[Supplied material — start]
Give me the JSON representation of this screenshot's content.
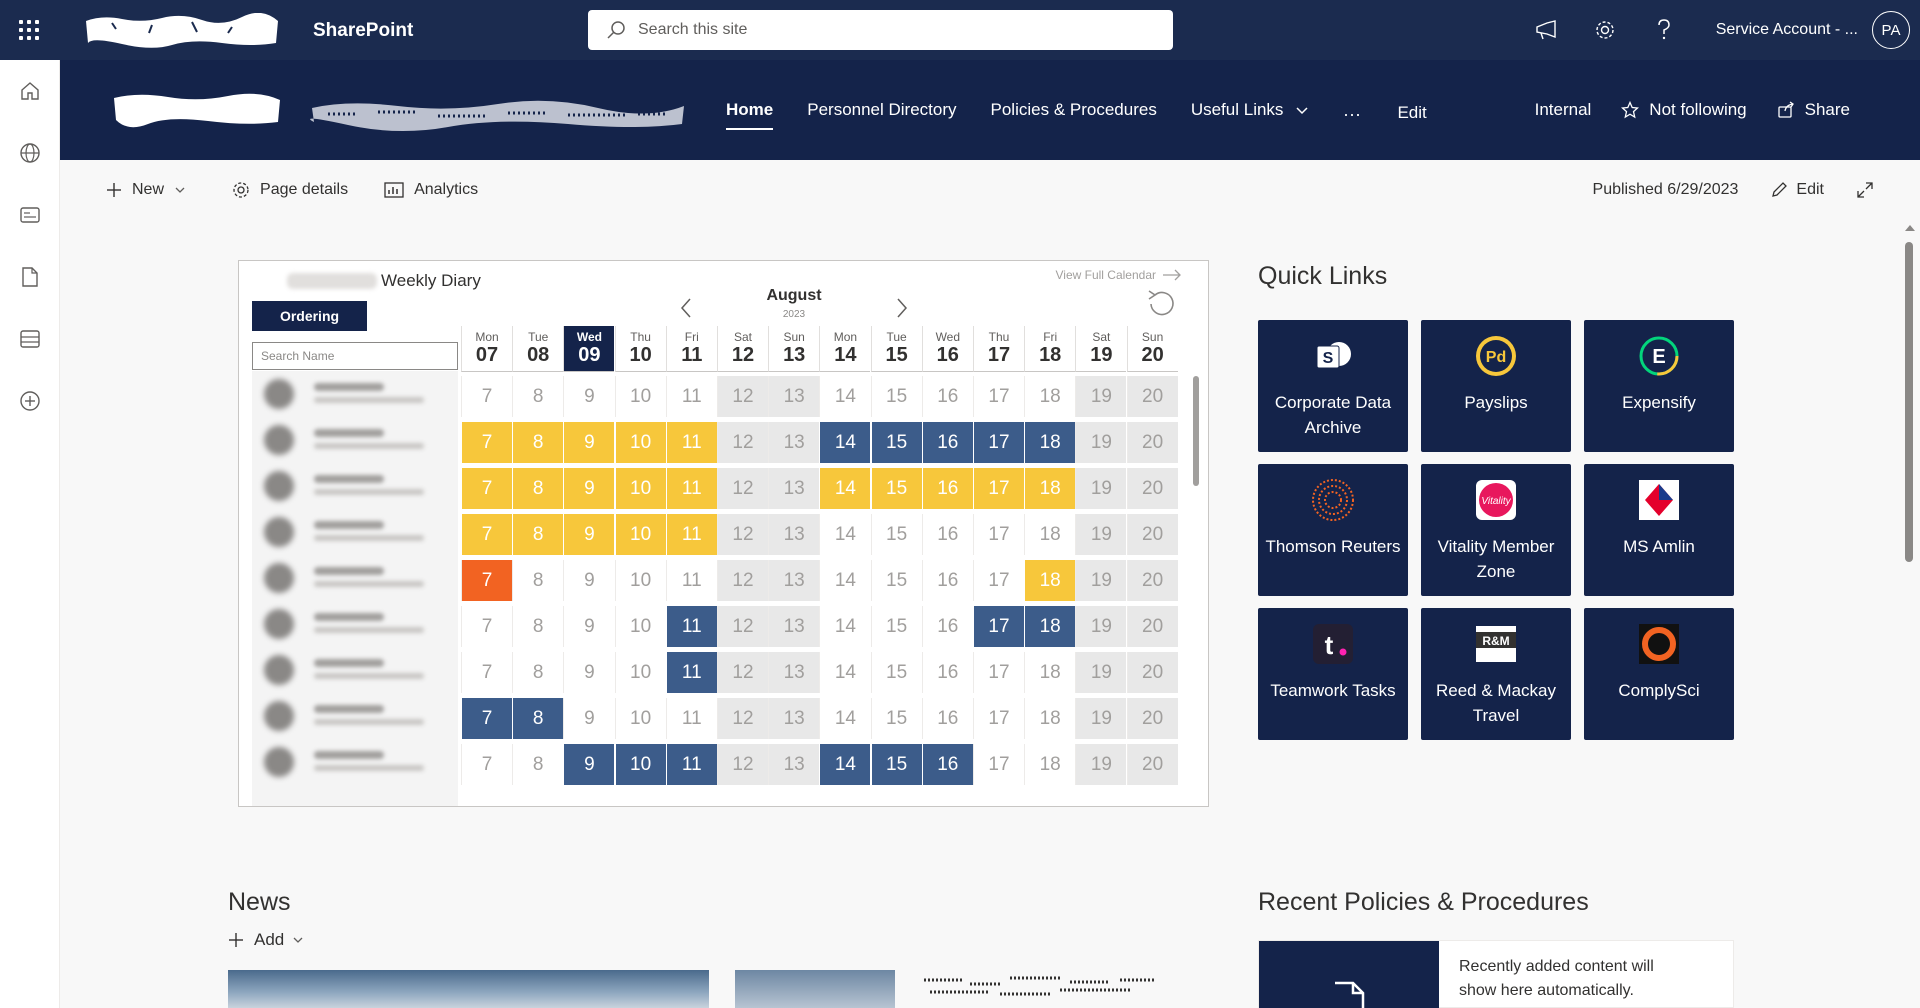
{
  "suitebar": {
    "app_name": "SharePoint",
    "search_placeholder": "Search this site",
    "account_name": "Service Account - ...",
    "avatar_initials": "PA"
  },
  "site": {
    "nav": [
      {
        "label": "Home",
        "active": true
      },
      {
        "label": "Personnel Directory"
      },
      {
        "label": "Policies & Procedures"
      },
      {
        "label": "Useful Links",
        "dropdown": true
      }
    ],
    "nav_more": "...",
    "nav_edit": "Edit",
    "actions": {
      "internal": "Internal",
      "following": "Not following",
      "share": "Share"
    }
  },
  "commandbar": {
    "new": "New",
    "page_details": "Page details",
    "analytics": "Analytics",
    "published": "Published 6/29/2023",
    "edit": "Edit"
  },
  "diary": {
    "title": "Weekly Diary",
    "ordering": "Ordering",
    "view_full": "View Full Calendar",
    "month": "August",
    "year": "2023",
    "search_placeholder": "Search Name",
    "today_index": 2,
    "days": [
      {
        "name": "Mon",
        "num": "07",
        "short": "7"
      },
      {
        "name": "Tue",
        "num": "08",
        "short": "8"
      },
      {
        "name": "Wed",
        "num": "09",
        "short": "9"
      },
      {
        "name": "Thu",
        "num": "10",
        "short": "10"
      },
      {
        "name": "Fri",
        "num": "11",
        "short": "11"
      },
      {
        "name": "Sat",
        "num": "12",
        "short": "12"
      },
      {
        "name": "Sun",
        "num": "13",
        "short": "13"
      },
      {
        "name": "Mon",
        "num": "14",
        "short": "14"
      },
      {
        "name": "Tue",
        "num": "15",
        "short": "15"
      },
      {
        "name": "Wed",
        "num": "16",
        "short": "16"
      },
      {
        "name": "Thu",
        "num": "17",
        "short": "17"
      },
      {
        "name": "Fri",
        "num": "18",
        "short": "18"
      },
      {
        "name": "Sat",
        "num": "19",
        "short": "19"
      },
      {
        "name": "Sun",
        "num": "20",
        "short": "20"
      }
    ],
    "rows": [
      "....._______",
      "yyyyy__bbbbb__",
      "yyyyy__yyyyy__",
      "yyyyy_________",
      "o__________y___",
      "....b_____bb__",
      "....b_________",
      "bb____________",
      "..bbb__bbb____"
    ],
    "colors": {
      "yellow": "#f7c73b",
      "blue": "#3c5c8a",
      "orange": "#f26322",
      "navy": "#14234a"
    }
  },
  "quick_links": {
    "title": "Quick Links",
    "items": [
      {
        "label": "Corporate Data Archive",
        "icon": "sharepoint-icon"
      },
      {
        "label": "Payslips",
        "icon": "payslips-icon"
      },
      {
        "label": "Expensify",
        "icon": "expensify-icon"
      },
      {
        "label": "Thomson Reuters",
        "icon": "thomson-reuters-icon"
      },
      {
        "label": "Vitality Member Zone",
        "icon": "vitality-icon"
      },
      {
        "label": "MS Amlin",
        "icon": "ms-amlin-icon"
      },
      {
        "label": "Teamwork Tasks",
        "icon": "teamwork-icon"
      },
      {
        "label": "Reed & Mackay Travel",
        "icon": "reed-mackay-icon"
      },
      {
        "label": "ComplySci",
        "icon": "complysci-icon"
      }
    ]
  },
  "news": {
    "title": "News",
    "add": "Add"
  },
  "recent_policies": {
    "title": "Recent Policies & Procedures",
    "empty_text": "Recently added content will show here automatically."
  }
}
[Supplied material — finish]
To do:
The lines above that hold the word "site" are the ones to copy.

Exercise solution:
    "search_placeholder": "Search this site",
  "site": {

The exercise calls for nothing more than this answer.